▶ Exercise
Work through the data below and give the number of lines holding "time", nothing more.

▶ Interface dataset entries
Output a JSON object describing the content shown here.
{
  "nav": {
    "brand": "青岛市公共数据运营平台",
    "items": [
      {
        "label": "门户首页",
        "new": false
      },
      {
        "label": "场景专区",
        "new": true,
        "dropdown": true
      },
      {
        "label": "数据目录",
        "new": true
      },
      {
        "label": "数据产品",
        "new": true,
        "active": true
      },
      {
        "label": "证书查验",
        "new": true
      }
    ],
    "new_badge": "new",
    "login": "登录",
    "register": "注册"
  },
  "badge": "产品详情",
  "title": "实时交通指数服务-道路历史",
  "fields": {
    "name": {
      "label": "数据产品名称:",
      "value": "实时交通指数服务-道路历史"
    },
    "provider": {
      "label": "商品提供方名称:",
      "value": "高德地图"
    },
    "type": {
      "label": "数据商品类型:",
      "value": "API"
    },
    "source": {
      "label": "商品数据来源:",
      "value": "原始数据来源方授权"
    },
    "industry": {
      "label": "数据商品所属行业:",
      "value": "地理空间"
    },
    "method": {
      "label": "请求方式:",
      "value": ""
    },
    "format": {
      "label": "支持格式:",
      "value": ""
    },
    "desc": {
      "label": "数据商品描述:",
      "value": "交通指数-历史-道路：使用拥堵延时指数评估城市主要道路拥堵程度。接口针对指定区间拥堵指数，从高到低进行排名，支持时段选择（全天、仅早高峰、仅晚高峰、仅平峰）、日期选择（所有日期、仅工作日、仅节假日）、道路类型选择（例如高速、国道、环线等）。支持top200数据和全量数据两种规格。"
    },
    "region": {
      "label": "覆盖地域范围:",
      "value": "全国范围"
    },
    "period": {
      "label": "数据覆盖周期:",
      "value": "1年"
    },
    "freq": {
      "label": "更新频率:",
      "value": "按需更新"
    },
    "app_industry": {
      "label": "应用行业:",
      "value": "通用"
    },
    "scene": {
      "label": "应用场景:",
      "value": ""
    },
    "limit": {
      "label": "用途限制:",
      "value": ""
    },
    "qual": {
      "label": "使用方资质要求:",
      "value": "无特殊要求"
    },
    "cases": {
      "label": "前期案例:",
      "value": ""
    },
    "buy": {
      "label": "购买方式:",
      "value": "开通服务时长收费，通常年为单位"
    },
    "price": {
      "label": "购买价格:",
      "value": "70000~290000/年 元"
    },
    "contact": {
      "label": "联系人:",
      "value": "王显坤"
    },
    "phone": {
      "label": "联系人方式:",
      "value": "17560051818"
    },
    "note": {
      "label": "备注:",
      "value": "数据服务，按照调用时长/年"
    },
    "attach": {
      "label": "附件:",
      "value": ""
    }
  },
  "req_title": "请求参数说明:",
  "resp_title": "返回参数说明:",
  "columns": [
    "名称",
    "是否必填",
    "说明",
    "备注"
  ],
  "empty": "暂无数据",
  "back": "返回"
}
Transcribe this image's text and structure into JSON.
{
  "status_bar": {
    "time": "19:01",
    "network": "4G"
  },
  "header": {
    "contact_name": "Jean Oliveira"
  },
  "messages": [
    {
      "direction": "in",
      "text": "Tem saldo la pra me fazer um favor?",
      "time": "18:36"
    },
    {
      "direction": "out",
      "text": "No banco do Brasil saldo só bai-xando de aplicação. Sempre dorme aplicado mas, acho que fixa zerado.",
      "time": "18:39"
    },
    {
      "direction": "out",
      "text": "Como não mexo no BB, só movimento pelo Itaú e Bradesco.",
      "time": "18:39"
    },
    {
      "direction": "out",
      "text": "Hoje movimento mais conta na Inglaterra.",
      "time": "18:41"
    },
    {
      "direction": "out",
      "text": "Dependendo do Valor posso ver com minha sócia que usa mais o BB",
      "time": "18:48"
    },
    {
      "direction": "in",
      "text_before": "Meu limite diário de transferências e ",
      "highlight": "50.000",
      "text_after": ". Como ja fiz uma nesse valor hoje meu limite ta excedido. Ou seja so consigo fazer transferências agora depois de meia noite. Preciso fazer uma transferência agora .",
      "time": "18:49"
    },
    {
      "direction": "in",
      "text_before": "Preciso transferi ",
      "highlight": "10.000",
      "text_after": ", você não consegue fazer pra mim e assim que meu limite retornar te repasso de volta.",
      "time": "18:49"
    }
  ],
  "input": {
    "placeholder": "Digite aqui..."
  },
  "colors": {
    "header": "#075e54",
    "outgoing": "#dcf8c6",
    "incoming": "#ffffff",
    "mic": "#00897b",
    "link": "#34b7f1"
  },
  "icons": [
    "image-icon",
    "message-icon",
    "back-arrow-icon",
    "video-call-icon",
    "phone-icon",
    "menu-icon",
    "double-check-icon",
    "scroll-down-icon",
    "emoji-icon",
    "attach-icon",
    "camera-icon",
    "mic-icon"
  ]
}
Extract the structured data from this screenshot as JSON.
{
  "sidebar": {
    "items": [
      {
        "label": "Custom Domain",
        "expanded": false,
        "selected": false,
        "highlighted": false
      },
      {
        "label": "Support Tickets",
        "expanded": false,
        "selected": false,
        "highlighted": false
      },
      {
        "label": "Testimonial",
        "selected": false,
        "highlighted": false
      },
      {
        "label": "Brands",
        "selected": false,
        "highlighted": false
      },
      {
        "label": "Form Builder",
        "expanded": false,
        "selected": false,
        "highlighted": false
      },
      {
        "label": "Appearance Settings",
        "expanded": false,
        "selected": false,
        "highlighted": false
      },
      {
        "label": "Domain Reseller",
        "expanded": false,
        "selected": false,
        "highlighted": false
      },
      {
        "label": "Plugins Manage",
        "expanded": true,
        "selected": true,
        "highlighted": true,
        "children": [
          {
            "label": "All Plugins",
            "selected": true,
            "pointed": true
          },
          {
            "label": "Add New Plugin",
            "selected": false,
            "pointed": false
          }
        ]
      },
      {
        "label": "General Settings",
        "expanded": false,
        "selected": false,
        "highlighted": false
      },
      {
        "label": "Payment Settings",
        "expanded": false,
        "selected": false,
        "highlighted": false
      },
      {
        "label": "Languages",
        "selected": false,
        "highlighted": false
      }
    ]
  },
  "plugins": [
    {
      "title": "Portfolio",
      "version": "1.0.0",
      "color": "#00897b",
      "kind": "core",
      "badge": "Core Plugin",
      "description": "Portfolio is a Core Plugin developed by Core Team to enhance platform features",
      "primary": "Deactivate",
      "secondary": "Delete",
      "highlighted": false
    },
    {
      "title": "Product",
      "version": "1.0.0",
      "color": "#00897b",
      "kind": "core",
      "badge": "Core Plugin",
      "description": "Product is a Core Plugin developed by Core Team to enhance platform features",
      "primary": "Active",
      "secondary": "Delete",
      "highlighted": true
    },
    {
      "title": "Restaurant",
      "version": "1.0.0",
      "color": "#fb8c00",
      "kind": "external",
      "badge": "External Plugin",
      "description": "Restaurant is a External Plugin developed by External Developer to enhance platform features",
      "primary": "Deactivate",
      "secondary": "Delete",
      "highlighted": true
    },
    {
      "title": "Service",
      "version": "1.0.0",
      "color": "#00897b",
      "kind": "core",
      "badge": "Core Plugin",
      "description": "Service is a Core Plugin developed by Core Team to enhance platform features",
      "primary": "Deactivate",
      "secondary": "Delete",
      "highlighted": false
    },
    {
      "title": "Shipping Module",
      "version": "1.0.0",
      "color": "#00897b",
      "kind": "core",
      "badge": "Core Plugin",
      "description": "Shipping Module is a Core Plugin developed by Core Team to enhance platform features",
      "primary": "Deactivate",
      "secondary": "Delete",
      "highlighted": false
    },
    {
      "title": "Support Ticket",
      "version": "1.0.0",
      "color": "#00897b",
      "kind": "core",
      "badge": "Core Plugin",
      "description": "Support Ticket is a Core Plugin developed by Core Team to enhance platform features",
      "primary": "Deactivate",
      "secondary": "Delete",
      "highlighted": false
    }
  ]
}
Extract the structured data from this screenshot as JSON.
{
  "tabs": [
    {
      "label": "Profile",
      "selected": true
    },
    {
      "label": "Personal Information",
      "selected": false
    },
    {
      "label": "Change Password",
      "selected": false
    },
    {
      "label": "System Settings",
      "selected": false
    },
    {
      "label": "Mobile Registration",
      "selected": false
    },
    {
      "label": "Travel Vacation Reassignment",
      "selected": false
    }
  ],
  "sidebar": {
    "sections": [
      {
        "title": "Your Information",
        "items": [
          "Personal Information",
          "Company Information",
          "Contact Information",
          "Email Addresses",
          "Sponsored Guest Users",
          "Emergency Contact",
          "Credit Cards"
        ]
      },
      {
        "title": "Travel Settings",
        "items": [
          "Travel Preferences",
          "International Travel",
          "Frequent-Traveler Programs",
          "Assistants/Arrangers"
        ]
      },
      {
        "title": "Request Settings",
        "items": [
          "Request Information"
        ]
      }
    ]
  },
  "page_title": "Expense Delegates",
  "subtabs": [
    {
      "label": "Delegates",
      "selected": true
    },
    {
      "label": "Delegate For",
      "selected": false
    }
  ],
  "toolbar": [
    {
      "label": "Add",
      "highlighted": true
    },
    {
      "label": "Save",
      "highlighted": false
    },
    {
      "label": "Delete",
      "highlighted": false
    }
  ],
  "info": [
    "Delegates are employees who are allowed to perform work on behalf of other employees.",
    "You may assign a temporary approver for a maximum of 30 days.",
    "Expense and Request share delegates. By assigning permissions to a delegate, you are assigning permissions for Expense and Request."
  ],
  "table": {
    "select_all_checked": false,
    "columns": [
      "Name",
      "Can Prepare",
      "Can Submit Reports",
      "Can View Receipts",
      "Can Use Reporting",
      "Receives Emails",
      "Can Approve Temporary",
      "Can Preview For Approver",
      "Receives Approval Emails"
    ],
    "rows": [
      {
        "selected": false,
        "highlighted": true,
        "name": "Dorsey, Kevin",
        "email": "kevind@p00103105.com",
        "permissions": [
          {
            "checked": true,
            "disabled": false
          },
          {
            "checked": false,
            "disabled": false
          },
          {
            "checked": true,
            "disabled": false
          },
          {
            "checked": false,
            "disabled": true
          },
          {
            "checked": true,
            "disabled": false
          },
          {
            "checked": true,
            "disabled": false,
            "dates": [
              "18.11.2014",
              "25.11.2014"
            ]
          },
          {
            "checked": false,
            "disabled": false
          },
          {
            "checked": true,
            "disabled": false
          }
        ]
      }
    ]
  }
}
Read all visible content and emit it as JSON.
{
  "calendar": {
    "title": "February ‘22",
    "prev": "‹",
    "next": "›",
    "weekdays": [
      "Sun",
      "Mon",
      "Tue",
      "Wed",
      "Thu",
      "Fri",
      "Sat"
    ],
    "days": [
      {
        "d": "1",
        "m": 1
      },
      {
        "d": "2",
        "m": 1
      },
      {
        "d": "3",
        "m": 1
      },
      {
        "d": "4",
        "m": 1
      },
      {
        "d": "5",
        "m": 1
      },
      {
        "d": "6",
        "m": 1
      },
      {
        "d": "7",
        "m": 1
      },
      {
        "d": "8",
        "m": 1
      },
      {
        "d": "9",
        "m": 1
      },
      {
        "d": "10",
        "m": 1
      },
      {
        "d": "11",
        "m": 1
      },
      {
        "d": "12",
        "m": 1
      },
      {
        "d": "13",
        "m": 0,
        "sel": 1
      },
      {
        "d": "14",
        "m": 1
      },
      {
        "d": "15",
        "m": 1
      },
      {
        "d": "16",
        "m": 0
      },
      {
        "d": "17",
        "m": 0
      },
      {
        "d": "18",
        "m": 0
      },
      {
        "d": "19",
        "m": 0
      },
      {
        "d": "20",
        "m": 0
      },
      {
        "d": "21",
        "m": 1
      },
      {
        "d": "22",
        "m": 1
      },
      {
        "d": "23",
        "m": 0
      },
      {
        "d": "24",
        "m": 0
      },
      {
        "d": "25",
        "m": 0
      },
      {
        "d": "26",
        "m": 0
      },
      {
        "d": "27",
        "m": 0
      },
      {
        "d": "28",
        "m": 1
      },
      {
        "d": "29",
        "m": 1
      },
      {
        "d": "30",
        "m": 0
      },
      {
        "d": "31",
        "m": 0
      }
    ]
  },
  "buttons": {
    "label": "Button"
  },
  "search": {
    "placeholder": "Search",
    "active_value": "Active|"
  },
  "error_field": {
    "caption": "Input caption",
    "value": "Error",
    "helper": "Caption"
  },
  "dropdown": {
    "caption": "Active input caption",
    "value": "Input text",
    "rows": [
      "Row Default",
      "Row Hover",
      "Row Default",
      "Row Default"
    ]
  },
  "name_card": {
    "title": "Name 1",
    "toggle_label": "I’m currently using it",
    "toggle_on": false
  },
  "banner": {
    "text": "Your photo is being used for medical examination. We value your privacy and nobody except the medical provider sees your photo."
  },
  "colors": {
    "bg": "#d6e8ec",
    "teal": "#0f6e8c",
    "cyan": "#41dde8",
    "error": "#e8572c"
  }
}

▶ Answer section
8